### [EXERCISE GOAL]
Repeat the data that follows in full. Do not include the pictures.

(Website and app data records)

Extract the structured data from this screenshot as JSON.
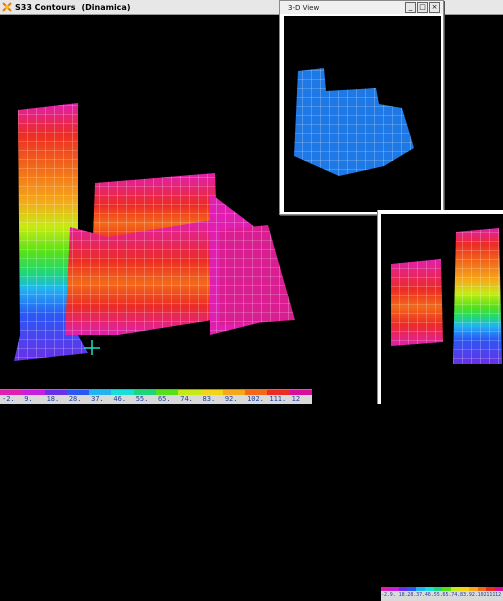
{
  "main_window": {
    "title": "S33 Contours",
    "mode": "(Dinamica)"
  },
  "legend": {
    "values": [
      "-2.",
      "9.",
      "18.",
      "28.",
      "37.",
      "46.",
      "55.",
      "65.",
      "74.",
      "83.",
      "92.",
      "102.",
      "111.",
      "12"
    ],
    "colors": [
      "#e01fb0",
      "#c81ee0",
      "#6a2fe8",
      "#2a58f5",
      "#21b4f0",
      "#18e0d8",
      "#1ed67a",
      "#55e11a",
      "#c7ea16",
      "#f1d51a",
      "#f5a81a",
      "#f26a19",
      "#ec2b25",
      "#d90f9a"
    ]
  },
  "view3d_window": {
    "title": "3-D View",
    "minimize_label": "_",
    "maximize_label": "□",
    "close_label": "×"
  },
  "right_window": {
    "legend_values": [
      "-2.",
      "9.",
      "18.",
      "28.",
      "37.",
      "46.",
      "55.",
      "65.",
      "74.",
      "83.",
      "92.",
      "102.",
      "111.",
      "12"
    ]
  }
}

### [WRITTEN ANSWER]
Extract the structured data from this screenshot as JSON.
{
  "main_window": {
    "title": "S33 Contours",
    "mode": "(Dinamica)"
  },
  "legend": {
    "values": [
      "-2.",
      "9.",
      "18.",
      "28.",
      "37.",
      "46.",
      "55.",
      "65.",
      "74.",
      "83.",
      "92.",
      "102.",
      "111.",
      "12"
    ],
    "colors": [
      "#e01fb0",
      "#c81ee0",
      "#6a2fe8",
      "#2a58f5",
      "#21b4f0",
      "#18e0d8",
      "#1ed67a",
      "#55e11a",
      "#c7ea16",
      "#f1d51a",
      "#f5a81a",
      "#f26a19",
      "#ec2b25",
      "#d90f9a"
    ]
  },
  "view3d_window": {
    "title": "3-D View",
    "minimize_label": "_",
    "maximize_label": "□",
    "close_label": "×"
  },
  "right_window": {
    "legend_values": [
      "-2.",
      "9.",
      "18.",
      "28.",
      "37.",
      "46.",
      "55.",
      "65.",
      "74.",
      "83.",
      "92.",
      "102.",
      "111.",
      "12"
    ]
  }
}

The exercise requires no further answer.